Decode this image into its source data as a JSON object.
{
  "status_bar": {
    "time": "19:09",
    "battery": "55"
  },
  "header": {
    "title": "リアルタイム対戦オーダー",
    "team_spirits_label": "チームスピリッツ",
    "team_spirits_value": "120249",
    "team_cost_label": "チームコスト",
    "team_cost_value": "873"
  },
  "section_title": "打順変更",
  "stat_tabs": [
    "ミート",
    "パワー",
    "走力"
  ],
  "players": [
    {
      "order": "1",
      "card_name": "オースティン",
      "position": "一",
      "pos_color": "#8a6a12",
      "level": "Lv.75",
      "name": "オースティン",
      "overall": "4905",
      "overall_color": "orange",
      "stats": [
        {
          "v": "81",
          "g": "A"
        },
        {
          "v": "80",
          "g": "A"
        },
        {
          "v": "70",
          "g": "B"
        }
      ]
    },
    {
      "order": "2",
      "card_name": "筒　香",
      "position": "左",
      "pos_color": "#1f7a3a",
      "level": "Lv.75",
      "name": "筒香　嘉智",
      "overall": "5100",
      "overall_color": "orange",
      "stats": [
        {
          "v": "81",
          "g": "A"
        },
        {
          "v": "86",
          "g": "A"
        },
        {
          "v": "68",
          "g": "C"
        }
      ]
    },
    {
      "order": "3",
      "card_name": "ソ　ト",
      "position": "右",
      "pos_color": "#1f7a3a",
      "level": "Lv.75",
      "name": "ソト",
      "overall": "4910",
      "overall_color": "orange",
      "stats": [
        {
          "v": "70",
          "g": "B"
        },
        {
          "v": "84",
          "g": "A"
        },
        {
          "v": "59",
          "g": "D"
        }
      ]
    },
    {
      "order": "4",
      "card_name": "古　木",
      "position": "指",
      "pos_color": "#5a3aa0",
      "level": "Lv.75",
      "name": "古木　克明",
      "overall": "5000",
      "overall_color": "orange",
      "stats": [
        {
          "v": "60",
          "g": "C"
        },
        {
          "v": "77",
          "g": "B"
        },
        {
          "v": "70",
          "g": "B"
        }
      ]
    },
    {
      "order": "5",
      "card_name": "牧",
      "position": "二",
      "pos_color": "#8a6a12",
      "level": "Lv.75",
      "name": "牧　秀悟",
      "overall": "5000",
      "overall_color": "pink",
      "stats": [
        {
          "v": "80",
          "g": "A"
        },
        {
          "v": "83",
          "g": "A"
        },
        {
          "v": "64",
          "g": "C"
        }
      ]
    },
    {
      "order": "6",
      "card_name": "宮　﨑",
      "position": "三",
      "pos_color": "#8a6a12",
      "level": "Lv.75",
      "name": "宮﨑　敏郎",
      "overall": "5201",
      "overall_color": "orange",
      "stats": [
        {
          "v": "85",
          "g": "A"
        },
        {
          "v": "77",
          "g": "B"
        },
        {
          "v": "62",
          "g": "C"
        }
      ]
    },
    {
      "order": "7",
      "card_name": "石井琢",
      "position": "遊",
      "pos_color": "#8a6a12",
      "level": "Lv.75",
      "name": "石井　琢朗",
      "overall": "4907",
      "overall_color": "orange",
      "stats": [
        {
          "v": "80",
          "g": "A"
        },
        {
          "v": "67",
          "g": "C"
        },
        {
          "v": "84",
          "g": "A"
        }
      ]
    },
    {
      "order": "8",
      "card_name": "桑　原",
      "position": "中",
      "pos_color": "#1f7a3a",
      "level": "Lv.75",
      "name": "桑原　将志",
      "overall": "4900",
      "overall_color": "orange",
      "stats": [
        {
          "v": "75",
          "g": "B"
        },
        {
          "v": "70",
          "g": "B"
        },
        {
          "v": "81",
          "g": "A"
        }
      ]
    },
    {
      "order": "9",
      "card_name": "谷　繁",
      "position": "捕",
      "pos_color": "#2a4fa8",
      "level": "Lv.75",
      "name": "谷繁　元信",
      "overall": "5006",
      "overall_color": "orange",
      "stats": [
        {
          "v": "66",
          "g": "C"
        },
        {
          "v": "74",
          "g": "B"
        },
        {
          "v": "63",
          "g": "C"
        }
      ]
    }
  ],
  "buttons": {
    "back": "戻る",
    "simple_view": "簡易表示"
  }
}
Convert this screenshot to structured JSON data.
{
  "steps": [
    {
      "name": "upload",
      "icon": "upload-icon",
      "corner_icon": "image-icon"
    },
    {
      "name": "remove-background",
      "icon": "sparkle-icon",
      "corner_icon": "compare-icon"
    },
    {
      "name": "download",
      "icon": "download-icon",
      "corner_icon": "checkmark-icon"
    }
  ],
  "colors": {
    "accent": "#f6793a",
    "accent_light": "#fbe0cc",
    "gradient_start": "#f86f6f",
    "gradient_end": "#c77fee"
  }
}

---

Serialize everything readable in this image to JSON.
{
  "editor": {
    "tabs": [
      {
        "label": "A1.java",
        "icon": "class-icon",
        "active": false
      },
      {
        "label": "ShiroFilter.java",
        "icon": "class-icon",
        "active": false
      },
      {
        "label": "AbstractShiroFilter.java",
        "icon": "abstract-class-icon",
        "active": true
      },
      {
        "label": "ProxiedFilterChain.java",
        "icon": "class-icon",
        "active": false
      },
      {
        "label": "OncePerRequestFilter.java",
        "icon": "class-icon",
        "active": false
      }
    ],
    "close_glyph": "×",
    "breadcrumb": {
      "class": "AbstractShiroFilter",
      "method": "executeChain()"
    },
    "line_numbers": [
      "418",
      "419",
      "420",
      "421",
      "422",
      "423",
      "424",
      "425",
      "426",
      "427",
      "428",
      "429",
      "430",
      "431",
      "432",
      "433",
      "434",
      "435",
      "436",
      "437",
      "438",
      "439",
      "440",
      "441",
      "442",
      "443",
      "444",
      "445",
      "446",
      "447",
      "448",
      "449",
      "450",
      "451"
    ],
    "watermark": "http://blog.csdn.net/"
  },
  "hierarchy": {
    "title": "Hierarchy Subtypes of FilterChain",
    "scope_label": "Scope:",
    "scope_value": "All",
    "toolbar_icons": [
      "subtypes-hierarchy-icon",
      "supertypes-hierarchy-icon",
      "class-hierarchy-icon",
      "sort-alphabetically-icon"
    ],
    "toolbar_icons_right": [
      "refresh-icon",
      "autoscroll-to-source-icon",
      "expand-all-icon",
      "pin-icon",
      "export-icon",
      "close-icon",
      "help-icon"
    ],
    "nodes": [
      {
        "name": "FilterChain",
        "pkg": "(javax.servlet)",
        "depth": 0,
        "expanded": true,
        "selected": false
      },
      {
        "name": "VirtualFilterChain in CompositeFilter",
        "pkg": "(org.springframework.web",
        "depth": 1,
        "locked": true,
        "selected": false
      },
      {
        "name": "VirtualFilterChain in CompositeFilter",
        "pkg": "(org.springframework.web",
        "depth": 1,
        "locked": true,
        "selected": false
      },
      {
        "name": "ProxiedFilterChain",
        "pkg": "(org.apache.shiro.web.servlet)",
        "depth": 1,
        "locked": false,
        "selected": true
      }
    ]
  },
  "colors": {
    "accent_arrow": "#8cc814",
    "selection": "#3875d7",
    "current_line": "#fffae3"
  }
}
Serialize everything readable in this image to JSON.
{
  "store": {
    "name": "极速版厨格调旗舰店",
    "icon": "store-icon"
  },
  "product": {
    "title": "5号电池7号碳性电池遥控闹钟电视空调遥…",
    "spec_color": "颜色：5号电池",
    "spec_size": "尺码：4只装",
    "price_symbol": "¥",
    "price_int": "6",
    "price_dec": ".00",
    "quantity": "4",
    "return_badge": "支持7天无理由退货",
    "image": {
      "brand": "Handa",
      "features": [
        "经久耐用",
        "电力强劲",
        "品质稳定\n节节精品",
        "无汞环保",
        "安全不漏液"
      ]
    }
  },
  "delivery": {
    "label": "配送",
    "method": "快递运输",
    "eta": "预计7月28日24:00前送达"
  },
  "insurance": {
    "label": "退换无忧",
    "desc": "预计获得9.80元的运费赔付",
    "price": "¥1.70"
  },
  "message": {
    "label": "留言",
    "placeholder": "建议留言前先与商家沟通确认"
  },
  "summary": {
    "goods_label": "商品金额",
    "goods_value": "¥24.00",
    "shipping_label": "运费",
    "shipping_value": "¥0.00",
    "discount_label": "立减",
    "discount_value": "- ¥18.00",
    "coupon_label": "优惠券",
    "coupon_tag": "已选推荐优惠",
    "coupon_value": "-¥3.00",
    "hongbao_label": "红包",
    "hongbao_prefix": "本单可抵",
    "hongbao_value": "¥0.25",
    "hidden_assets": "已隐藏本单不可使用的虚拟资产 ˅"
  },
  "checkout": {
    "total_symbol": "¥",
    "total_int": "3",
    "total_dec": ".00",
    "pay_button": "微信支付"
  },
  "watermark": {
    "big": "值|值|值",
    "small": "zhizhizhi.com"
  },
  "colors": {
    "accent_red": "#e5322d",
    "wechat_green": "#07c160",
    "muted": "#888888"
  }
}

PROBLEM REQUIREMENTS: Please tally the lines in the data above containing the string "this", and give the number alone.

WRITTEN ANSWER: 4